[Collected data entries]
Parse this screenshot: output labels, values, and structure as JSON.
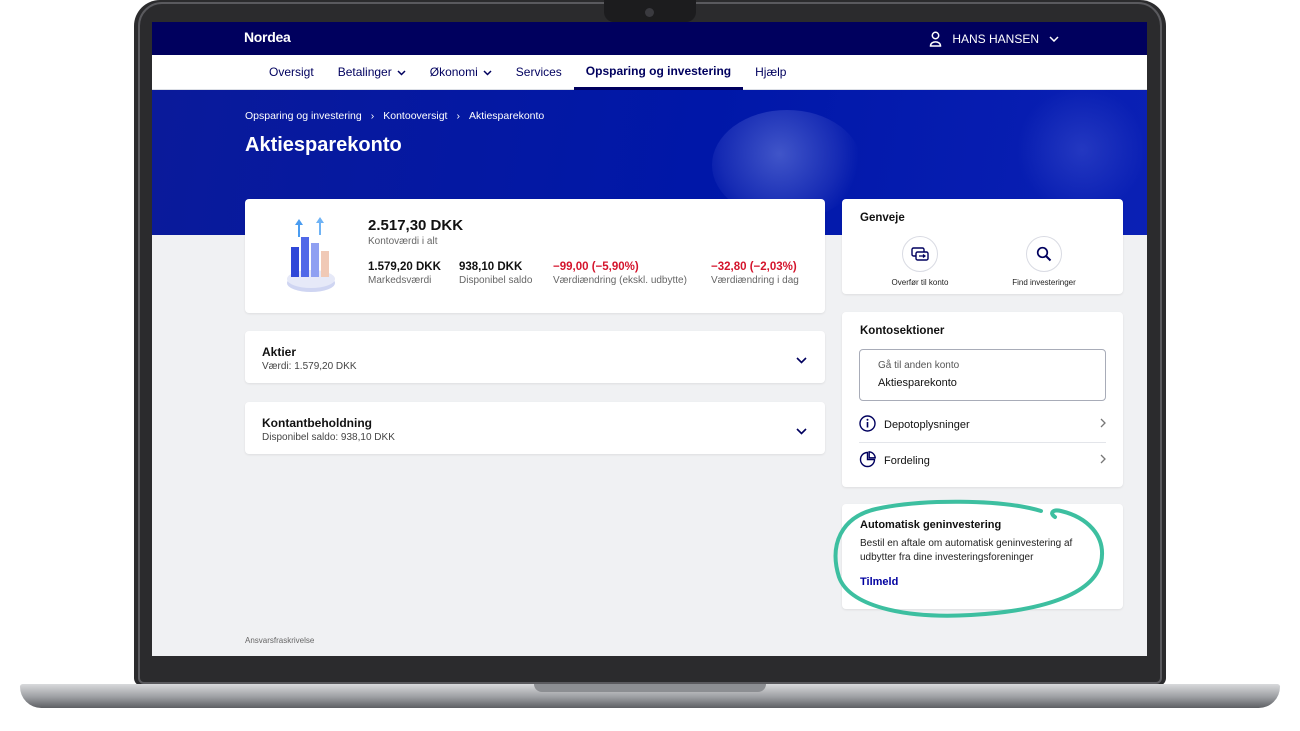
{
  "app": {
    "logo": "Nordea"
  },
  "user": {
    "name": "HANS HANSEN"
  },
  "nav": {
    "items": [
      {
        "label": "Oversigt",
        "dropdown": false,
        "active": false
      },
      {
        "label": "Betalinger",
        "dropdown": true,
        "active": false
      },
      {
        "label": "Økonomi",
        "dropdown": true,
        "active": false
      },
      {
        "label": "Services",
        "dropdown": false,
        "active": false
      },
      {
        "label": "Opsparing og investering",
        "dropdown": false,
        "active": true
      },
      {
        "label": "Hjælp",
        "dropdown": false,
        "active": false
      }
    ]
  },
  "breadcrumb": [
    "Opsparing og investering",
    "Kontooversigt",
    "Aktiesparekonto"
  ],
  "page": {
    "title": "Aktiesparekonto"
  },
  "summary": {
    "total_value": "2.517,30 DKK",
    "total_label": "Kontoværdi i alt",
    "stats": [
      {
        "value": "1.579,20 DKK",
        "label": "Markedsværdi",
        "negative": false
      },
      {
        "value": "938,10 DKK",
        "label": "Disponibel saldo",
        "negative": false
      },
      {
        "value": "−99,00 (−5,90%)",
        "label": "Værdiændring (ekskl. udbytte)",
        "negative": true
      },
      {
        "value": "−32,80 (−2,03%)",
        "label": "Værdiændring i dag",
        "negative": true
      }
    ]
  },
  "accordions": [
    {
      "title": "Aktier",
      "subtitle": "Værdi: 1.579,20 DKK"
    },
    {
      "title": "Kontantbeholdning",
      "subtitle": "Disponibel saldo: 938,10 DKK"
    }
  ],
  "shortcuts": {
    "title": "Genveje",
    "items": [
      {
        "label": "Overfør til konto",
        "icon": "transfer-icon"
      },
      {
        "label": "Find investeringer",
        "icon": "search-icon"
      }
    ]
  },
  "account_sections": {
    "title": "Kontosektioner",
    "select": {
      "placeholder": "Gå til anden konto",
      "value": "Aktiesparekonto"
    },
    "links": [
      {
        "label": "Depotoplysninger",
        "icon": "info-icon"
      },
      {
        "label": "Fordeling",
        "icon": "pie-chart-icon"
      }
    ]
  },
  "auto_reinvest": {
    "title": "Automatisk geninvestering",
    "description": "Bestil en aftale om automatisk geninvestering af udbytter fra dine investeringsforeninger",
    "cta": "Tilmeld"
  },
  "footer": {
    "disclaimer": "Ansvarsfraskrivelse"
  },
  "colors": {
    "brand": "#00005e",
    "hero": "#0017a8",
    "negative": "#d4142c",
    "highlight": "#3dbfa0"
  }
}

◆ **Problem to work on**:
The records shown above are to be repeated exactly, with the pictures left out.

◆ **Response to the task**:
Parse this screenshot: output labels, values, and structure as JSON.
{
  "app": {
    "logo": "Nordea"
  },
  "user": {
    "name": "HANS HANSEN"
  },
  "nav": {
    "items": [
      {
        "label": "Oversigt",
        "dropdown": false,
        "active": false
      },
      {
        "label": "Betalinger",
        "dropdown": true,
        "active": false
      },
      {
        "label": "Økonomi",
        "dropdown": true,
        "active": false
      },
      {
        "label": "Services",
        "dropdown": false,
        "active": false
      },
      {
        "label": "Opsparing og investering",
        "dropdown": false,
        "active": true
      },
      {
        "label": "Hjælp",
        "dropdown": false,
        "active": false
      }
    ]
  },
  "breadcrumb": [
    "Opsparing og investering",
    "Kontooversigt",
    "Aktiesparekonto"
  ],
  "page": {
    "title": "Aktiesparekonto"
  },
  "summary": {
    "total_value": "2.517,30 DKK",
    "total_label": "Kontoværdi i alt",
    "stats": [
      {
        "value": "1.579,20 DKK",
        "label": "Markedsværdi",
        "negative": false
      },
      {
        "value": "938,10 DKK",
        "label": "Disponibel saldo",
        "negative": false
      },
      {
        "value": "−99,00 (−5,90%)",
        "label": "Værdiændring (ekskl. udbytte)",
        "negative": true
      },
      {
        "value": "−32,80 (−2,03%)",
        "label": "Værdiændring i dag",
        "negative": true
      }
    ]
  },
  "accordions": [
    {
      "title": "Aktier",
      "subtitle": "Værdi: 1.579,20 DKK"
    },
    {
      "title": "Kontantbeholdning",
      "subtitle": "Disponibel saldo: 938,10 DKK"
    }
  ],
  "shortcuts": {
    "title": "Genveje",
    "items": [
      {
        "label": "Overfør til konto",
        "icon": "transfer-icon"
      },
      {
        "label": "Find investeringer",
        "icon": "search-icon"
      }
    ]
  },
  "account_sections": {
    "title": "Kontosektioner",
    "select": {
      "placeholder": "Gå til anden konto",
      "value": "Aktiesparekonto"
    },
    "links": [
      {
        "label": "Depotoplysninger",
        "icon": "info-icon"
      },
      {
        "label": "Fordeling",
        "icon": "pie-chart-icon"
      }
    ]
  },
  "auto_reinvest": {
    "title": "Automatisk geninvestering",
    "description": "Bestil en aftale om automatisk geninvestering af udbytter fra dine investeringsforeninger",
    "cta": "Tilmeld"
  },
  "footer": {
    "disclaimer": "Ansvarsfraskrivelse"
  },
  "colors": {
    "brand": "#00005e",
    "hero": "#0017a8",
    "negative": "#d4142c",
    "highlight": "#3dbfa0"
  }
}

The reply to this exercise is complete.